## Exercise goal
Would you please copy all of the data exactly, skipping the images?

## Dataset records

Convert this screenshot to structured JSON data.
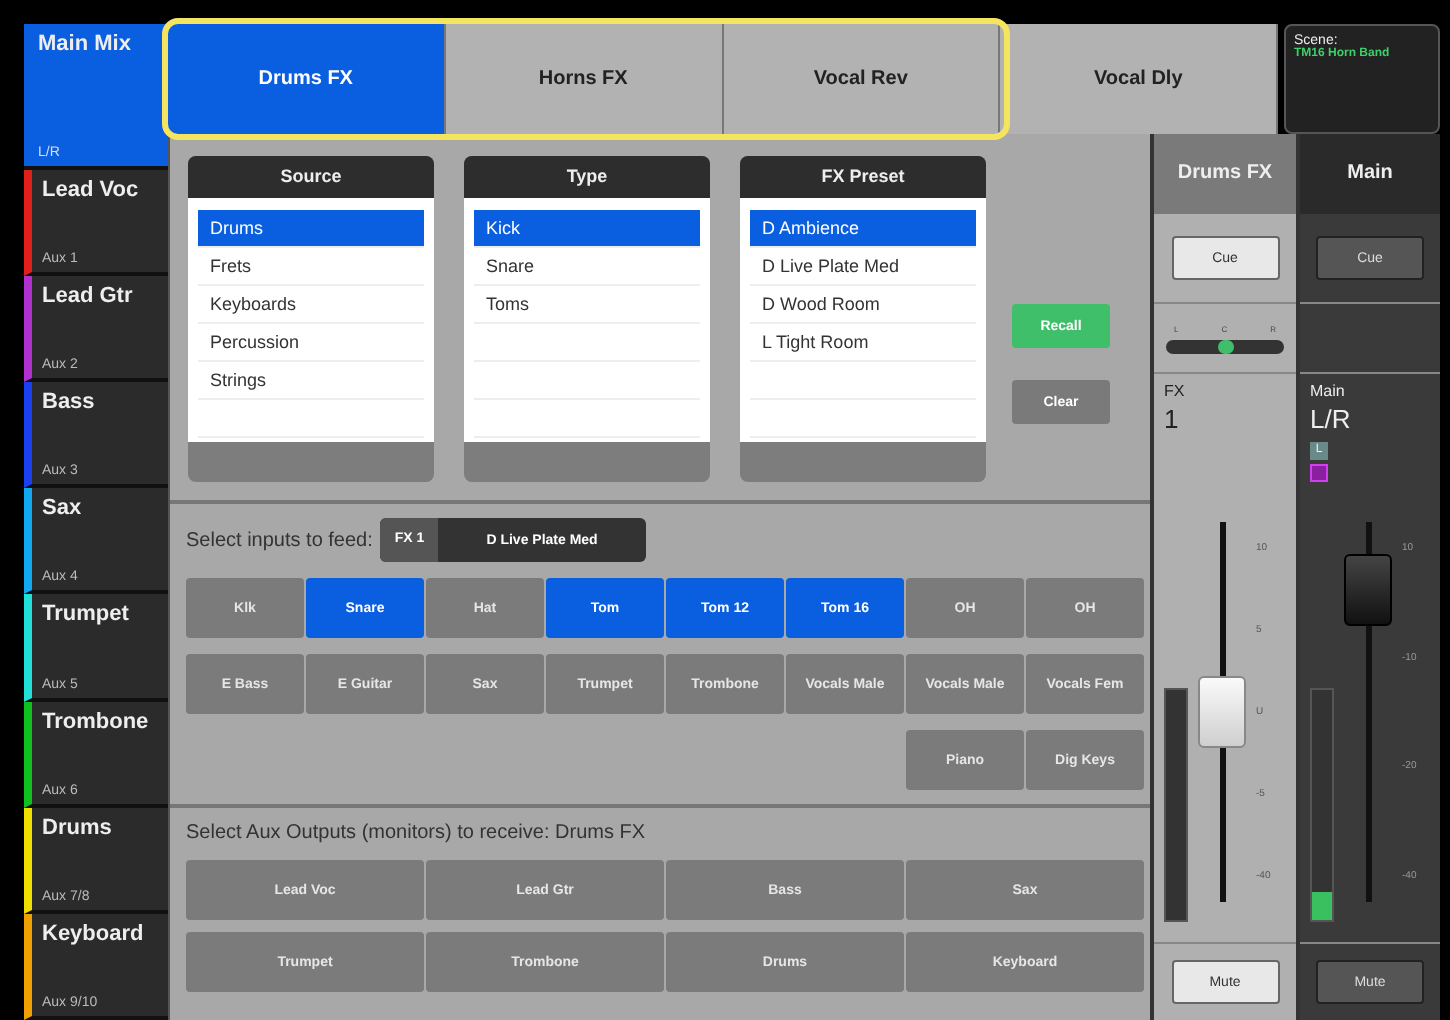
{
  "sidebar": {
    "items": [
      {
        "name": "Main Mix",
        "sub": "L/R",
        "color": "#0a5ee0",
        "selected": true
      },
      {
        "name": "Lead Voc",
        "sub": "Aux 1",
        "color": "#e0201a",
        "selected": false
      },
      {
        "name": "Lead Gtr",
        "sub": "Aux 2",
        "color": "#b030d0",
        "selected": false
      },
      {
        "name": "Bass",
        "sub": "Aux 3",
        "color": "#1a40f0",
        "selected": false
      },
      {
        "name": "Sax",
        "sub": "Aux 4",
        "color": "#10a8f0",
        "selected": false
      },
      {
        "name": "Trumpet",
        "sub": "Aux 5",
        "color": "#20e0d8",
        "selected": false
      },
      {
        "name": "Trombone",
        "sub": "Aux 6",
        "color": "#10c020",
        "selected": false
      },
      {
        "name": "Drums",
        "sub": "Aux 7/8",
        "color": "#f0e000",
        "selected": false
      },
      {
        "name": "Keyboard",
        "sub": "Aux 9/10",
        "color": "#f0a000",
        "selected": false
      }
    ]
  },
  "tabs": [
    {
      "label": "Drums FX",
      "selected": true
    },
    {
      "label": "Horns FX",
      "selected": false
    },
    {
      "label": "Vocal Rev",
      "selected": false
    },
    {
      "label": "Vocal Dly",
      "selected": false
    }
  ],
  "scene": {
    "label": "Scene:",
    "name": "TM16 Horn Band"
  },
  "lists": [
    {
      "title": "Source",
      "items": [
        {
          "label": "Drums",
          "selected": true
        },
        {
          "label": "Frets",
          "selected": false
        },
        {
          "label": "Keyboards",
          "selected": false
        },
        {
          "label": "Percussion",
          "selected": false
        },
        {
          "label": "Strings",
          "selected": false
        }
      ]
    },
    {
      "title": "Type",
      "items": [
        {
          "label": "Kick",
          "selected": true
        },
        {
          "label": "Snare",
          "selected": false
        },
        {
          "label": "Toms",
          "selected": false
        }
      ]
    },
    {
      "title": "FX Preset",
      "items": [
        {
          "label": "D Ambience",
          "selected": true
        },
        {
          "label": "D Live Plate Med",
          "selected": false
        },
        {
          "label": "D Wood Room",
          "selected": false
        },
        {
          "label": "L Tight Room",
          "selected": false
        }
      ]
    }
  ],
  "actions": [
    "Recall",
    "Clear"
  ],
  "feed": {
    "label": "Select inputs to feed:",
    "fx": "FX 1",
    "preset": "D Live Plate Med"
  },
  "inputs": [
    [
      {
        "label": "Klk",
        "selected": false
      },
      {
        "label": "Snare",
        "selected": true
      },
      {
        "label": "Hat",
        "selected": false
      },
      {
        "label": "Tom",
        "selected": true
      },
      {
        "label": "Tom 12",
        "selected": true
      },
      {
        "label": "Tom 16",
        "selected": true
      },
      {
        "label": "OH",
        "selected": false
      },
      {
        "label": "OH",
        "selected": false
      }
    ],
    [
      {
        "label": "E Bass",
        "selected": false
      },
      {
        "label": "E Guitar",
        "selected": false
      },
      {
        "label": "Sax",
        "selected": false
      },
      {
        "label": "Trumpet",
        "selected": false
      },
      {
        "label": "Trombone",
        "selected": false
      },
      {
        "label": "Vocals Male",
        "selected": false
      },
      {
        "label": "Vocals Male",
        "selected": false
      },
      {
        "label": "Vocals Fem",
        "selected": false
      }
    ],
    [
      {
        "label": "Piano",
        "selected": false
      },
      {
        "label": "Dig Keys",
        "selected": false
      }
    ]
  ],
  "aux": {
    "label": "Select Aux Outputs (monitors) to receive:  Drums FX",
    "rows": [
      [
        {
          "label": "Lead Voc",
          "selected": false
        },
        {
          "label": "Lead Gtr",
          "selected": false
        },
        {
          "label": "Bass",
          "selected": false
        },
        {
          "label": "Sax",
          "selected": false
        }
      ],
      [
        {
          "label": "Trumpet",
          "selected": false
        },
        {
          "label": "Trombone",
          "selected": false
        },
        {
          "label": "Drums",
          "selected": false
        },
        {
          "label": "Keyboard",
          "selected": false
        }
      ]
    ]
  },
  "strips": [
    {
      "kind": "fx",
      "title": "Drums FX",
      "cue": "Cue",
      "pan_labels": [
        "L",
        "C",
        "R"
      ],
      "pan": {
        "level": 0.5
      },
      "type": "FX",
      "number": "1",
      "scale": [
        "10",
        "5",
        "U",
        "-5",
        "-40"
      ],
      "fader": {
        "level": 0.5
      },
      "mute": "Mute"
    },
    {
      "kind": "main",
      "title": "Main",
      "cue": "Cue",
      "type": "Main",
      "number": "L/R",
      "badges": [
        "L"
      ],
      "scale": [
        "10",
        "-10",
        "-20",
        "-40"
      ],
      "fader": {
        "level": 0.82
      },
      "meter": {
        "level": 0.12
      },
      "mute": "Mute"
    }
  ]
}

## Exercise output
Convert this screenshot to structured JSON data.
{
  "sidebar": {
    "items": [
      {
        "name": "Main Mix",
        "sub": "L/R",
        "color": "#0a5ee0",
        "selected": true
      },
      {
        "name": "Lead Voc",
        "sub": "Aux 1",
        "color": "#e0201a",
        "selected": false
      },
      {
        "name": "Lead Gtr",
        "sub": "Aux 2",
        "color": "#b030d0",
        "selected": false
      },
      {
        "name": "Bass",
        "sub": "Aux 3",
        "color": "#1a40f0",
        "selected": false
      },
      {
        "name": "Sax",
        "sub": "Aux 4",
        "color": "#10a8f0",
        "selected": false
      },
      {
        "name": "Trumpet",
        "sub": "Aux 5",
        "color": "#20e0d8",
        "selected": false
      },
      {
        "name": "Trombone",
        "sub": "Aux 6",
        "color": "#10c020",
        "selected": false
      },
      {
        "name": "Drums",
        "sub": "Aux 7/8",
        "color": "#f0e000",
        "selected": false
      },
      {
        "name": "Keyboard",
        "sub": "Aux 9/10",
        "color": "#f0a000",
        "selected": false
      }
    ]
  },
  "tabs": [
    {
      "label": "Drums FX",
      "selected": true
    },
    {
      "label": "Horns FX",
      "selected": false
    },
    {
      "label": "Vocal Rev",
      "selected": false
    },
    {
      "label": "Vocal Dly",
      "selected": false
    }
  ],
  "scene": {
    "label": "Scene:",
    "name": "TM16 Horn Band"
  },
  "lists": [
    {
      "title": "Source",
      "items": [
        {
          "label": "Drums",
          "selected": true
        },
        {
          "label": "Frets",
          "selected": false
        },
        {
          "label": "Keyboards",
          "selected": false
        },
        {
          "label": "Percussion",
          "selected": false
        },
        {
          "label": "Strings",
          "selected": false
        }
      ]
    },
    {
      "title": "Type",
      "items": [
        {
          "label": "Kick",
          "selected": true
        },
        {
          "label": "Snare",
          "selected": false
        },
        {
          "label": "Toms",
          "selected": false
        }
      ]
    },
    {
      "title": "FX Preset",
      "items": [
        {
          "label": "D Ambience",
          "selected": true
        },
        {
          "label": "D Live Plate Med",
          "selected": false
        },
        {
          "label": "D Wood Room",
          "selected": false
        },
        {
          "label": "L Tight Room",
          "selected": false
        }
      ]
    }
  ],
  "actions": [
    "Recall",
    "Clear"
  ],
  "feed": {
    "label": "Select inputs to feed:",
    "fx": "FX 1",
    "preset": "D Live Plate Med"
  },
  "inputs": [
    [
      {
        "label": "Klk",
        "selected": false
      },
      {
        "label": "Snare",
        "selected": true
      },
      {
        "label": "Hat",
        "selected": false
      },
      {
        "label": "Tom",
        "selected": true
      },
      {
        "label": "Tom 12",
        "selected": true
      },
      {
        "label": "Tom 16",
        "selected": true
      },
      {
        "label": "OH",
        "selected": false
      },
      {
        "label": "OH",
        "selected": false
      }
    ],
    [
      {
        "label": "E Bass",
        "selected": false
      },
      {
        "label": "E Guitar",
        "selected": false
      },
      {
        "label": "Sax",
        "selected": false
      },
      {
        "label": "Trumpet",
        "selected": false
      },
      {
        "label": "Trombone",
        "selected": false
      },
      {
        "label": "Vocals Male",
        "selected": false
      },
      {
        "label": "Vocals Male",
        "selected": false
      },
      {
        "label": "Vocals Fem",
        "selected": false
      }
    ],
    [
      {
        "label": "Piano",
        "selected": false
      },
      {
        "label": "Dig Keys",
        "selected": false
      }
    ]
  ],
  "aux": {
    "label": "Select Aux Outputs (monitors) to receive:  Drums FX",
    "rows": [
      [
        {
          "label": "Lead Voc",
          "selected": false
        },
        {
          "label": "Lead Gtr",
          "selected": false
        },
        {
          "label": "Bass",
          "selected": false
        },
        {
          "label": "Sax",
          "selected": false
        }
      ],
      [
        {
          "label": "Trumpet",
          "selected": false
        },
        {
          "label": "Trombone",
          "selected": false
        },
        {
          "label": "Drums",
          "selected": false
        },
        {
          "label": "Keyboard",
          "selected": false
        }
      ]
    ]
  },
  "strips": [
    {
      "kind": "fx",
      "title": "Drums FX",
      "cue": "Cue",
      "pan_labels": [
        "L",
        "C",
        "R"
      ],
      "pan": {
        "level": 0.5
      },
      "type": "FX",
      "number": "1",
      "scale": [
        "10",
        "5",
        "U",
        "-5",
        "-40"
      ],
      "fader": {
        "level": 0.5
      },
      "mute": "Mute"
    },
    {
      "kind": "main",
      "title": "Main",
      "cue": "Cue",
      "type": "Main",
      "number": "L/R",
      "badges": [
        "L"
      ],
      "scale": [
        "10",
        "-10",
        "-20",
        "-40"
      ],
      "fader": {
        "level": 0.82
      },
      "meter": {
        "level": 0.12
      },
      "mute": "Mute"
    }
  ]
}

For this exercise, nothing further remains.